“I don’t know exactly what the long-term plans are but we’re all about preserving things in their most natural state and allowing natural ecosystems to thrive,” she said.
The area will be closed to motorized traffic, but will be open to nature lovers and hikers, she said.
“We will be open to those who enjoy nature, but we won’t be allowing camping or open fires or any kind of motorized vehicle traffic,” she said. “This will allow us to protect this valuable piece of property.
“We get so excited about land purchases like this because it is permanent and it will never open to development.
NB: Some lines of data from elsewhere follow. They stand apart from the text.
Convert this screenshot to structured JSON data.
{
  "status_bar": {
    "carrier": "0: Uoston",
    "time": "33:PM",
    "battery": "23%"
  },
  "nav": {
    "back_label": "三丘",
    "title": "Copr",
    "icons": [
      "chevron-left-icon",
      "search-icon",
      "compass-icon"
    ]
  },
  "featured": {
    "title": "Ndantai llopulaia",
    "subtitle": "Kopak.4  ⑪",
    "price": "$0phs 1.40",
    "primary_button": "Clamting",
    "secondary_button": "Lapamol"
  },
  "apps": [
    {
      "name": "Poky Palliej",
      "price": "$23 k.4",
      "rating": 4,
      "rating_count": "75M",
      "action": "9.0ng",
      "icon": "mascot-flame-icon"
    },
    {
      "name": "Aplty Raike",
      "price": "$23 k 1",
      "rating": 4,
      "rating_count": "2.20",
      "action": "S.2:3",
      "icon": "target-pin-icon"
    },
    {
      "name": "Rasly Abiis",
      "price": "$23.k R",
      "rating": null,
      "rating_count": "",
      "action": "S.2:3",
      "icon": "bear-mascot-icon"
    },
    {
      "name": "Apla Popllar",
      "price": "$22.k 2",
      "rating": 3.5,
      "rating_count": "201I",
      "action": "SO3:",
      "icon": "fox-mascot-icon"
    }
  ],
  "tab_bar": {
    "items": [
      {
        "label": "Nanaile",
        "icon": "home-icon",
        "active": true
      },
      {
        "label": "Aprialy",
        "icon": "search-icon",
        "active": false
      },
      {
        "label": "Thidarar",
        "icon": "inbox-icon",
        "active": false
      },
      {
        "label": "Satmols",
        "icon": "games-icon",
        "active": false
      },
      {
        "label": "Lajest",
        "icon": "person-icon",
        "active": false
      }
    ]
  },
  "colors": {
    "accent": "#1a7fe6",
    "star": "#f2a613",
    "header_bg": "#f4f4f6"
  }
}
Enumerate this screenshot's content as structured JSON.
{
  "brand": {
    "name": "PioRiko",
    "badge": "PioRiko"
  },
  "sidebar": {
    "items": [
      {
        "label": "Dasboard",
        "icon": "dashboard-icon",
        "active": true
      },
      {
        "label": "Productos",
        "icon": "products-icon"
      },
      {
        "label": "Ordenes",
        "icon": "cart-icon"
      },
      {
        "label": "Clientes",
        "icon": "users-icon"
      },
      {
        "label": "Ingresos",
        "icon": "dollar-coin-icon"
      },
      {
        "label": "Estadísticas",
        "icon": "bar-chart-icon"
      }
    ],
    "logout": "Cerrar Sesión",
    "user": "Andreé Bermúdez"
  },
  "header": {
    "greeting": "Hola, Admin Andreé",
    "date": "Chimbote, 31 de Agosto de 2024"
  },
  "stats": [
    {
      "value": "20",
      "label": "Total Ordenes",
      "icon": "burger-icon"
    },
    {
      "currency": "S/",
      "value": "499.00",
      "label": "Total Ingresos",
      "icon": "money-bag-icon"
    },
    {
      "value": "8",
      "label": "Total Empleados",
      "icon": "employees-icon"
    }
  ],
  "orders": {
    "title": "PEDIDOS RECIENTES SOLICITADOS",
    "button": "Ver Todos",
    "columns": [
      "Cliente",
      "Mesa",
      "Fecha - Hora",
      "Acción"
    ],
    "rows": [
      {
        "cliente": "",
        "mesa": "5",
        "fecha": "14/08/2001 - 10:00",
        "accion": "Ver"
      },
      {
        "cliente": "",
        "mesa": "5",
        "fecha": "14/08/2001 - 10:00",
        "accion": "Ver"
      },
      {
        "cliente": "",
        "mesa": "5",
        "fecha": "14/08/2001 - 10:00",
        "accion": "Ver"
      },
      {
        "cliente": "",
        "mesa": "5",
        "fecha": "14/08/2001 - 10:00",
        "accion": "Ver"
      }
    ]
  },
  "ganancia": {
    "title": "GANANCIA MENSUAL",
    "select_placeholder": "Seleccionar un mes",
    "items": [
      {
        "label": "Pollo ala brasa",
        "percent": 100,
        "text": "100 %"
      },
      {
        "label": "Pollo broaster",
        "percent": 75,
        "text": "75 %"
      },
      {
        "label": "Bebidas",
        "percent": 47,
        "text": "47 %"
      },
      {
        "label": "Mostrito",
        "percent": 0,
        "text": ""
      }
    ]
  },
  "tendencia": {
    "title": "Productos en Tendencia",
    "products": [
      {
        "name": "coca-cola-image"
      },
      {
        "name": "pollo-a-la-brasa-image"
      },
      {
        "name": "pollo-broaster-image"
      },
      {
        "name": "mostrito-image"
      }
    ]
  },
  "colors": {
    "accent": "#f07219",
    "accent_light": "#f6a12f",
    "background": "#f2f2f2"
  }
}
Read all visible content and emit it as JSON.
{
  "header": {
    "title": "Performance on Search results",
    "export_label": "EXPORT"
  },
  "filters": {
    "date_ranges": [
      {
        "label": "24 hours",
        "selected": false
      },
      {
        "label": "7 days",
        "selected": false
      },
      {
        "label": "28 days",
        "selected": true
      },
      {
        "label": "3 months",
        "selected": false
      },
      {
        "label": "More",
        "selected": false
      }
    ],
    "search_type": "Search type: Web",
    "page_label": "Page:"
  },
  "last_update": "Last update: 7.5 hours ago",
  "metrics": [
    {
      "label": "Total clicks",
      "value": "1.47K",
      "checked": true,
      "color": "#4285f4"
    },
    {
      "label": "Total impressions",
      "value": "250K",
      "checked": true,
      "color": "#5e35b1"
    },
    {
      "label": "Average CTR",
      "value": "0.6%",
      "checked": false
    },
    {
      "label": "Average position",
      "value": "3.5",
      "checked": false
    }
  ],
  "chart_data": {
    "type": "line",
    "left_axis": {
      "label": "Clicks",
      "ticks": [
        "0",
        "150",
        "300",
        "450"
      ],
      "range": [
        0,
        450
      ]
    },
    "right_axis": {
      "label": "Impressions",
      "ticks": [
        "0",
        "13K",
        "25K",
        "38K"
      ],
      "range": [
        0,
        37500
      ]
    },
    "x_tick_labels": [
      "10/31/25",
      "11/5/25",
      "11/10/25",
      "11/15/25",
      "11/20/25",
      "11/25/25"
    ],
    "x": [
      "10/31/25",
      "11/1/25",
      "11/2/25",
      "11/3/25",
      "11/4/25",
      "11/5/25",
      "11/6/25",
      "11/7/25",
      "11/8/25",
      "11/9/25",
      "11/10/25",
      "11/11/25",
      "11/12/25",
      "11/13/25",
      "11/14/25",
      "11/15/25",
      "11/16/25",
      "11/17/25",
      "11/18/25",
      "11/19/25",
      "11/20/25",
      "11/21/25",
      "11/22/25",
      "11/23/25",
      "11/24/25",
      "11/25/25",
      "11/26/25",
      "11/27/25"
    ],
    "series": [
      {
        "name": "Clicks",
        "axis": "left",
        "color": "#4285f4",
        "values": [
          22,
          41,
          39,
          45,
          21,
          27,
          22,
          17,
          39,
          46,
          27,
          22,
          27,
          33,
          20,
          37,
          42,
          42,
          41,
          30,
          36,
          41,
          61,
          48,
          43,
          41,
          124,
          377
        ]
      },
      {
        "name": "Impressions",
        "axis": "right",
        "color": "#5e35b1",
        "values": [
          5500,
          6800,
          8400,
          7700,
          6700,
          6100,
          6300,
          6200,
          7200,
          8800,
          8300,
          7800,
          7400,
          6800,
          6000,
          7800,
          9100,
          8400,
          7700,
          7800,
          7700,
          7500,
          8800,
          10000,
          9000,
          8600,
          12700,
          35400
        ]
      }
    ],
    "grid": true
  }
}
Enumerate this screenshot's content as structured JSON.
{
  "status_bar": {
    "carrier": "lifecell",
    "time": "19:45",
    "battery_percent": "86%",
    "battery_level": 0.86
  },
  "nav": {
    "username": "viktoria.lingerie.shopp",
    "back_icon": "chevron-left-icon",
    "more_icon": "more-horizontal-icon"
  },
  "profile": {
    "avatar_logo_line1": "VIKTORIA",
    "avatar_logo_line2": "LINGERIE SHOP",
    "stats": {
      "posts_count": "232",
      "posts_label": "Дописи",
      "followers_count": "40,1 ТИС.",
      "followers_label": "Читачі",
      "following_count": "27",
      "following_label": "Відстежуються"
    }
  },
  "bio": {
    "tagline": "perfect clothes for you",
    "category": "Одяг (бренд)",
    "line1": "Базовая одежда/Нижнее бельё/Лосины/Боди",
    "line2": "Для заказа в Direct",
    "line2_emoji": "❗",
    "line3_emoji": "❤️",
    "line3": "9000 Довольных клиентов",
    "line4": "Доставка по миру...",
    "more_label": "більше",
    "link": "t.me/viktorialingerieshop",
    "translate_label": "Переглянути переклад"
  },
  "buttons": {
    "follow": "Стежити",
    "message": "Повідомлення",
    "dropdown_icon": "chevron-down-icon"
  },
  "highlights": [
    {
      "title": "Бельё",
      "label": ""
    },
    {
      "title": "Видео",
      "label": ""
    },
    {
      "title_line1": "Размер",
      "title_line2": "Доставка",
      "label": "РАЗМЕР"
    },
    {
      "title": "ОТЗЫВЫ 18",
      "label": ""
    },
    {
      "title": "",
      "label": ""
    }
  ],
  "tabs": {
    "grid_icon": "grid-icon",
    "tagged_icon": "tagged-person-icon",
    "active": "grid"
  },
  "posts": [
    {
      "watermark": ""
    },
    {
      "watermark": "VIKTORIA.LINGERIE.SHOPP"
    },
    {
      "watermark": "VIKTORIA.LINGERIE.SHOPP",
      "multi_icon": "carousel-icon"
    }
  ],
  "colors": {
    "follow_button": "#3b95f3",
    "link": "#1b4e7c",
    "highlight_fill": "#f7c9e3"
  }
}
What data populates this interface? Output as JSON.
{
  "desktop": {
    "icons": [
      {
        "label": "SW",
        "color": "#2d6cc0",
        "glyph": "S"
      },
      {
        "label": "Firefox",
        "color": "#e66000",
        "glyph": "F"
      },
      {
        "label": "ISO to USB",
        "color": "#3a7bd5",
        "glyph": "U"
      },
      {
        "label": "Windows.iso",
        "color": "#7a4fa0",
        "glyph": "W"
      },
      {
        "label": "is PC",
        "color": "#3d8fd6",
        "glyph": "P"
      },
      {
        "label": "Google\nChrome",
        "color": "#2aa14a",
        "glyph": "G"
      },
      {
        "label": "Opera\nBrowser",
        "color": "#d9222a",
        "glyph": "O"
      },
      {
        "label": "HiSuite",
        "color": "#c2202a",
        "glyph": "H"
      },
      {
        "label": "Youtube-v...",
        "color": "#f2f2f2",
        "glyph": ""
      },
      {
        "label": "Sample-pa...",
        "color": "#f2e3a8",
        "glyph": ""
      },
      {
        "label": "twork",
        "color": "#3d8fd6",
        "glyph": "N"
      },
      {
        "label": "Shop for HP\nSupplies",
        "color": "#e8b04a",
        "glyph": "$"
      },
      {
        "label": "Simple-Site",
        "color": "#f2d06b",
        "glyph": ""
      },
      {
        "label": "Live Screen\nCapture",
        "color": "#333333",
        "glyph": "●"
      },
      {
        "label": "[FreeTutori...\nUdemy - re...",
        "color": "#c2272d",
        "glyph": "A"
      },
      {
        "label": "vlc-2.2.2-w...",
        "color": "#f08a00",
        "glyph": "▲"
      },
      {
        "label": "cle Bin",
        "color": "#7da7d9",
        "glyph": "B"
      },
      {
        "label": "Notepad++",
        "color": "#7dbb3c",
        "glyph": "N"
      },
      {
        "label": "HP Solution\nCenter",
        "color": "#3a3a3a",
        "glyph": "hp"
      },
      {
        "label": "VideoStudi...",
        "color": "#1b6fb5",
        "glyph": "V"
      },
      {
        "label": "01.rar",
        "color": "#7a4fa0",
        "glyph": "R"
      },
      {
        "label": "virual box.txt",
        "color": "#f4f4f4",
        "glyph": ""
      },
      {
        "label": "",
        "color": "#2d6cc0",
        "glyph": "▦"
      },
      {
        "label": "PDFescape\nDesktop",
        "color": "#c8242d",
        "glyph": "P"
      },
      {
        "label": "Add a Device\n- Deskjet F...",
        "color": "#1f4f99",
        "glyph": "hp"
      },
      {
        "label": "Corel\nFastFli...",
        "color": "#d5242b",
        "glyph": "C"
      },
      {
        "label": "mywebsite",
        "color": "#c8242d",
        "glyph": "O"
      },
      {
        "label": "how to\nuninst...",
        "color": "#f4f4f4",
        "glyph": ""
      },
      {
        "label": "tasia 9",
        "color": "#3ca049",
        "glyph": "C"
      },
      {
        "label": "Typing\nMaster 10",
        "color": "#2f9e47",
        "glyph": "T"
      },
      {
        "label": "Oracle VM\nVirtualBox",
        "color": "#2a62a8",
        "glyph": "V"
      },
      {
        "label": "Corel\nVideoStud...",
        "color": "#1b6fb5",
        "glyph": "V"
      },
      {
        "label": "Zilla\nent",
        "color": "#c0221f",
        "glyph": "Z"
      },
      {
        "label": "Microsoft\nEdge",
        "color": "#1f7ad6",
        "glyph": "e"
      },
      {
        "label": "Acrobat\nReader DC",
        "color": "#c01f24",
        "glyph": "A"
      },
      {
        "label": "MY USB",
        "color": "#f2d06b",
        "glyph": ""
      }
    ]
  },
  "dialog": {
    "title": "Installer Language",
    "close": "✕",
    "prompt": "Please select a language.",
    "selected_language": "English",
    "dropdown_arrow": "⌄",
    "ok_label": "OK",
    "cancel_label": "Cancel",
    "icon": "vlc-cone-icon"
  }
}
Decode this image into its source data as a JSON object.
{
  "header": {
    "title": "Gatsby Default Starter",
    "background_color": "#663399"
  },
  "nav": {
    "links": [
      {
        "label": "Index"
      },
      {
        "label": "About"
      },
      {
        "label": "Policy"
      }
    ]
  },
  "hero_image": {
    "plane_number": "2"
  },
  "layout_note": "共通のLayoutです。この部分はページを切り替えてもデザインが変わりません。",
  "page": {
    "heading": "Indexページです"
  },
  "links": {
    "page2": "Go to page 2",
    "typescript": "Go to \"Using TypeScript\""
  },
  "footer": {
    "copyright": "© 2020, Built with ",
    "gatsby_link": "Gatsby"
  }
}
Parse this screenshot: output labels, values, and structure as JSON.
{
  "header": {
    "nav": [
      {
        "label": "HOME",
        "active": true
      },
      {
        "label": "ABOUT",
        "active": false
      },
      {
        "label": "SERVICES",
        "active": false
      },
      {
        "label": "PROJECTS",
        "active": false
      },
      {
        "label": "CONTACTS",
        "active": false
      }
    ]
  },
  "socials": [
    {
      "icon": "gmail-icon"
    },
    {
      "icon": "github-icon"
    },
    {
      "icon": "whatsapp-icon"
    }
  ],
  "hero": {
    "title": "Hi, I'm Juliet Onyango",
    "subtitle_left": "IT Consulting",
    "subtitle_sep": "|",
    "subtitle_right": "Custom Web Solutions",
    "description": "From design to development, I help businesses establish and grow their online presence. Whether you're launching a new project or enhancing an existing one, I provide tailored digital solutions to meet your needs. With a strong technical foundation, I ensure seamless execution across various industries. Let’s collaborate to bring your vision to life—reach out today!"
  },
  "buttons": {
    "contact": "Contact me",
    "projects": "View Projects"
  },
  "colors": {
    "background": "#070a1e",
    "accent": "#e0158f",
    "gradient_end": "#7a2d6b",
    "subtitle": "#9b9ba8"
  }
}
We know we have an amazing amount of species and species-at-risk that live in this area, so many in fact we’re going to have to conduct a full inventory of all the critters and creatures that call this place home.”
Having numerous supporters behind this project is a clear indication that protecting environmentally sensitive areas like the South Okanagan grasslands remains a priority for the federal and provincial government and nature lovers throughout the region, she said.
“It’s not just about financial support, but it’s also so important to have the support of local communities and people behind what we’re trying to do,” she said. “We live in a very special place here in the South Okanagan and we need to continue purchasing and protecting sensitive areas like this.”
The NCC celebrated its 50th year in 2012.
The NCC is holding a grand opening celebration of the Sage and Sparrow Conservation Area Thursday, May 16 as part of the Meadowlark Festival.
Anyone interested in making a donation or seeking more information can send an email to firstname.lastname@example.org or call 1-888-404-8428. For more information about the NCC, go online and visit www.natureconservancy.ca.